His troops defeated and massacred, General Pang (Jet Li) staggers away from the battlefield, more dead than alive. After a brief by intense overnight encounter with a mysterious Lian (Xu Jinglei), he falls in with bandits headed up by Er Hu (Andy Lau) and Wu Yang (Takeshi Kaneshiro). He finds a renewed purpose in life with this group, and forges the band into a formidable fighting force, one that will play an ever greater role in shaping the conflicts that are dividing China. But the fellowship he forms with his blood brothers has a fatal flaw: as fate would have it, Lian is promised to Er Hu. Betrayal and tragedy lurk in the wings.
First, the positives: this is a very handsome production, with a visual sweep that is appropriately epic. The battle scenes are expertly staged, whether these be small-scale skirmishes or grand campaigns. These are spectacular, exciting moments in the film. The characters and their story, however, are far less interesting. The love between Pang and Lian is difficult to empathize with – we don’t really understand why these two are obsessed with each other, and must take it on faith that they are. All of which makes it difficult to care about the relationship, and thus its consequences are more irritating than tragic.
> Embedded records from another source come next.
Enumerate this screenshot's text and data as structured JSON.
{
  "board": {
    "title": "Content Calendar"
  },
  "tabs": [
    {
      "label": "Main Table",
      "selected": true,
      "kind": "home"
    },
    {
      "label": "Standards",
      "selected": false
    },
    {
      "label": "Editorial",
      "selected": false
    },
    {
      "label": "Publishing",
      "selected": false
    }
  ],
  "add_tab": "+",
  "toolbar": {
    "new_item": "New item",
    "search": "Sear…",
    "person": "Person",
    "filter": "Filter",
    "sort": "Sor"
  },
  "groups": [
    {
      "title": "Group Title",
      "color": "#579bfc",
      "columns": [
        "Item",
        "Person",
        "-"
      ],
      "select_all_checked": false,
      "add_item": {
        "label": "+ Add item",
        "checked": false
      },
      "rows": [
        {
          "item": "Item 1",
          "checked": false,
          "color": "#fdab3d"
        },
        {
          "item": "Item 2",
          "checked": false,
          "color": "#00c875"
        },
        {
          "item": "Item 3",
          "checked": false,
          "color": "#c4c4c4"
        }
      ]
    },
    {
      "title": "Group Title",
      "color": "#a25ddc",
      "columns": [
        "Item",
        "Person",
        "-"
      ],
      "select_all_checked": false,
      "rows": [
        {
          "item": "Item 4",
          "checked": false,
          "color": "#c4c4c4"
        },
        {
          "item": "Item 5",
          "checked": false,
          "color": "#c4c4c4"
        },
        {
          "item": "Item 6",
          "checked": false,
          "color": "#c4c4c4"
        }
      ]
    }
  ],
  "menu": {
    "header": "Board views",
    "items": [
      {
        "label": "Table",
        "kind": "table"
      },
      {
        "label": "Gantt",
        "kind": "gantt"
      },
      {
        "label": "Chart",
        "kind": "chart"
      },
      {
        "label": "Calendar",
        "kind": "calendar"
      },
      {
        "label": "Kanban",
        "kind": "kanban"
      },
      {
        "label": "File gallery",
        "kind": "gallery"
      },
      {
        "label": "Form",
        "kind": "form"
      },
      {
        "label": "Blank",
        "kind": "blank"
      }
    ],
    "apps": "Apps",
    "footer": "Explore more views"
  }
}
And while Pang’s internal conflicts are sometimes compelling, Lian’s characterization is so perfunctory that she comes across as little more than venal, misogynist caricature. In the end, then, the film seems to drag on longer than its 113 minutes, as one finds one’s eyes glazing over between the battle scenes. This is a beautiful movie, but an uninvolving one.
Good stuff here. The palette is muted, but in a paradoxically eye-catching manner, almost reducing the world to shades of grey, reflecting the increasingly mixed motivations of the protagonist as well as conjuring the mud and grime of the battlefield. The imsage is extremely sharp, and there is no grain. Contrasts are excellent. The image is the original 2.35:1 anamorphic widescreen.
Here, too, very strong work. The score is suitably huge and epic-sounding, but then withdraws into the background a bit to let the clash of battle take over, and those scenes are as immersive as one could wish. Dialogue is free of distortion. So though the story may not be everything it could have been, when the film is at its best, it is nothing short of spectacular, and the sound and picture are no small part of that effect.
The Warlords 117 Days: A Production Journal: (35:22) A thorough behind-the-scenes doc, chronicling, among other things, the not-inconsiderable problems the filmmakers ran into (such as illness and the sheer logistics of a project of this scale).
Deleted Scenes: (27:35)
Lots that is marvellous here, but also a sense of the whole being a little less than the sum of its parts, kept earthbound by a rather trite script. Worth seeing all the same.